This question is designed to see if you can rise the occasion. You want to discuss how you are the type to battle competition strongly and then you need to cite an example if possible of your past work experience where you were able to do so.
One good way to find out about the department is to try to "informally" interview the existing employees over coffee (outside of the office) if possible. It's hard if you don't have any connections there, but if you do a great way to learn about it. Other than that, it's often hard to learn about the department so you can turn the table back on them by asking questions to learn about it.
I am dedicated, hardworking and great team player for the common goal of the company I work with. I am fast learner and quickly adopt to fast pace and dynamic area. I am well organized, detail oriented and punctual person.
Bad Answer: Candidates who are unable to answer the question, or give an answer that is far above market. Shows that they have not done research on the market rate, or have unreasonable expectations.
Good answer: A number or range that falls within the market rate and matches their level of mastery of skills required to do the job.
For this be prepared and research salary to find out what similar positions are paying in your area before you go to the interview. Try to find this information out before giving your salary expectations. You can and should provide a range instead of an exact number. But again, don't say any numbers you're not comfortable with because if the employer offers you a salary at the lowest end of your range, you don't have much to negotiate with when it comes to getting a higher salary.
If you truly believe you're a 10, you better be able to explain why with examples / stories. If you believe you're a great contributor and have room to grow, say 8 or 9. If you're below that, explain what you would do to improve yourself to get the ranking you believe you can be.
Interviewers expect a candidate for employment to discuss what they do while they are working in detail. Before you answer, consider the position As Wastewater Treatment Operator you are applying for and how your current or past positions relate to it. The more you can connect your past experience with the job opening, the more successful you will be at answering the questions.
Describe the problem first and then discuss how you were able to fix it.
Never ask Salary, perks, leave, place of posting, etc. regarded questions. Try to ask more about the company to show how early you can make a contribution to your organization like. “Sir, with your kind permission I would like to know more about induction and developmental programs?” OR Sir, I would like to have my feedback, so that I can analyze and improve my strengths and rectify my shortcomings.
Quality work to be is about doing work to the require or set standard, which is very important when it comes to warehouse operations.
If you want to show your ambition, you can discuss how you haven't reached all of your goals yet and in that sense aren't satisfied.

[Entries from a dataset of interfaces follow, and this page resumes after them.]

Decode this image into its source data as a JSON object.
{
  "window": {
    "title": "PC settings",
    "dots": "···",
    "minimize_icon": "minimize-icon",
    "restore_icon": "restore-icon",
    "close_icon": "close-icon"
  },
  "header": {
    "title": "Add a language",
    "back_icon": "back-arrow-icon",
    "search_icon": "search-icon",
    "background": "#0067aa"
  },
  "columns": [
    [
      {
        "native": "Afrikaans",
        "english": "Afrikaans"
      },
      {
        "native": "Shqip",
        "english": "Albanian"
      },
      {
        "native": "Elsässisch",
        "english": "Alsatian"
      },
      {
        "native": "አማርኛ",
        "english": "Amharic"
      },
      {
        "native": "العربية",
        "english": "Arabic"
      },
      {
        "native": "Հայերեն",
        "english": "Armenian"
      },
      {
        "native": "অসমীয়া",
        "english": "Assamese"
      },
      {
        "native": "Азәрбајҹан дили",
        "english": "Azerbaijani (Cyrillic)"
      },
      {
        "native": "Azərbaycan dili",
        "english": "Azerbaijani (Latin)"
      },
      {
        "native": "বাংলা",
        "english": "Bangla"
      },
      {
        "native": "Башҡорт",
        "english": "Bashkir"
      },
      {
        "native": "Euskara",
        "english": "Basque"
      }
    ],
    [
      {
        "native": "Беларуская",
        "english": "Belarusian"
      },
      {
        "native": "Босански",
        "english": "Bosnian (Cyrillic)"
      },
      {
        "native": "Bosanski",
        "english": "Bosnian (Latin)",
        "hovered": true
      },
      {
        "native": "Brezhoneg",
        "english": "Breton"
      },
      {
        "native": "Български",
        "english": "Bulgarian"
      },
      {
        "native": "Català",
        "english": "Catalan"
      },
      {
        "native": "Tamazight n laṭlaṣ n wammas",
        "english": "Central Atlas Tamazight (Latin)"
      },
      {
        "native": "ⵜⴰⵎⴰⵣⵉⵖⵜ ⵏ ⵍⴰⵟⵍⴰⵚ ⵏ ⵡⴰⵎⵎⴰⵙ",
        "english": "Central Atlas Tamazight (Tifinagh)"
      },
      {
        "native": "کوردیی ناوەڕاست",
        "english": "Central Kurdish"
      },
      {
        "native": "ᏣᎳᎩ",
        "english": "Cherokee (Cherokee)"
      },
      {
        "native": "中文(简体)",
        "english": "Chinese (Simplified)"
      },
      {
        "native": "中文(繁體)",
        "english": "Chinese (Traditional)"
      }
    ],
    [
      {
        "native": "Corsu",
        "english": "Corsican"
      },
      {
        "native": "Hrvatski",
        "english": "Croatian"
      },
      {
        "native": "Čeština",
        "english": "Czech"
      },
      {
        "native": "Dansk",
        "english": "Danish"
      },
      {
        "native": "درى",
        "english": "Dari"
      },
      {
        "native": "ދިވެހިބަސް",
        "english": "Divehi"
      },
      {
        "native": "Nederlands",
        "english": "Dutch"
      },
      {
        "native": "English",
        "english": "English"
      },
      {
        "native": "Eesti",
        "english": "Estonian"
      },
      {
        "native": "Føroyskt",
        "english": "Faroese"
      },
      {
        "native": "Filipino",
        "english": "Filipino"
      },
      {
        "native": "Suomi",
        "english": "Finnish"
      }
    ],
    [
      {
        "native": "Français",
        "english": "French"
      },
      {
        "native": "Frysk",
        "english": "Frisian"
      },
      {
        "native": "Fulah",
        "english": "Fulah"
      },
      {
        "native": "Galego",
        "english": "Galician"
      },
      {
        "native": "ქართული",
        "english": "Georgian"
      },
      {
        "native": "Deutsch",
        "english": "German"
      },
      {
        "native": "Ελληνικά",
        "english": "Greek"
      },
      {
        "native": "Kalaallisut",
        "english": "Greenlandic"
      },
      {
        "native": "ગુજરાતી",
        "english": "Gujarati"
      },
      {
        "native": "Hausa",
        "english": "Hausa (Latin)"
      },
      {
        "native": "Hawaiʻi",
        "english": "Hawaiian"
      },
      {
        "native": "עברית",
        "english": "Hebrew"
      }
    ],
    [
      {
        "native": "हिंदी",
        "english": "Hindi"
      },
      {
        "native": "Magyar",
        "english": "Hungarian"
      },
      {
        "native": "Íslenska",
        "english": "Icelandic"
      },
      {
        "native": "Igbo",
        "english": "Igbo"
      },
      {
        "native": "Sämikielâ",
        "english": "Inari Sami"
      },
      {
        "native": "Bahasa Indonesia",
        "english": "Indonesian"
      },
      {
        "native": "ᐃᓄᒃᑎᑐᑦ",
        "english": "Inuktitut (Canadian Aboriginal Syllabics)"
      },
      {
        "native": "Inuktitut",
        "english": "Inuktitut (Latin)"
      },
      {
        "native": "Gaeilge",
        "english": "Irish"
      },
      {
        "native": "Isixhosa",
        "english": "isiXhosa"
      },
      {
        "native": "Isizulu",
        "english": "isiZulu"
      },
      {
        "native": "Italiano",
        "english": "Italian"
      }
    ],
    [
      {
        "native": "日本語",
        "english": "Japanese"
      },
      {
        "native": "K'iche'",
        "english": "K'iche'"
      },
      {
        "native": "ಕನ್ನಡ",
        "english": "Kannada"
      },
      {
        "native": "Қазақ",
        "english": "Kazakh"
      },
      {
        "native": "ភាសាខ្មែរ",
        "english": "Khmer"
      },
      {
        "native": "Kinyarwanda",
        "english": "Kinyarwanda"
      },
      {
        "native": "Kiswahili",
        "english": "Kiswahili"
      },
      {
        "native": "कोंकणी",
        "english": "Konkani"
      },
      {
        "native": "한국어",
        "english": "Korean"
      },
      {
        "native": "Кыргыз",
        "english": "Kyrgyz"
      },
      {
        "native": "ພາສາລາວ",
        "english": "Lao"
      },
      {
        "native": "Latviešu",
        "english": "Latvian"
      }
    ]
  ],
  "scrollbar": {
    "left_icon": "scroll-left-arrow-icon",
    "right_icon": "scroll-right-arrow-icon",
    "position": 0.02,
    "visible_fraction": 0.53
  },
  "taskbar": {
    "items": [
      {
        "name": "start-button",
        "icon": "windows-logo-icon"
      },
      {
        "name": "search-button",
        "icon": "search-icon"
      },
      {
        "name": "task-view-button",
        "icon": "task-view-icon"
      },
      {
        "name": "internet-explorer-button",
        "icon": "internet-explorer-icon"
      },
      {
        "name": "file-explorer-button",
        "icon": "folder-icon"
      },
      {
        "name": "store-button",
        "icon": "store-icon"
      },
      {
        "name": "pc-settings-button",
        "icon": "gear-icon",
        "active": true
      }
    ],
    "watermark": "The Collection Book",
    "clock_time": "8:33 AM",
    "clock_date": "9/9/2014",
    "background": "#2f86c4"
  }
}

However, if you want to discuss satisfaction from your job discuss an experience in which you achieved something.
Yes.. When it comes down to the wire, the best thing I can to remain focused, have some flexibility, and understand priorities.. Giving them attention in the order they are needed.
Trying to create competitive atmosphere, trying to motivate the team as a whole, organizing team building activities, building good relationships amongst people.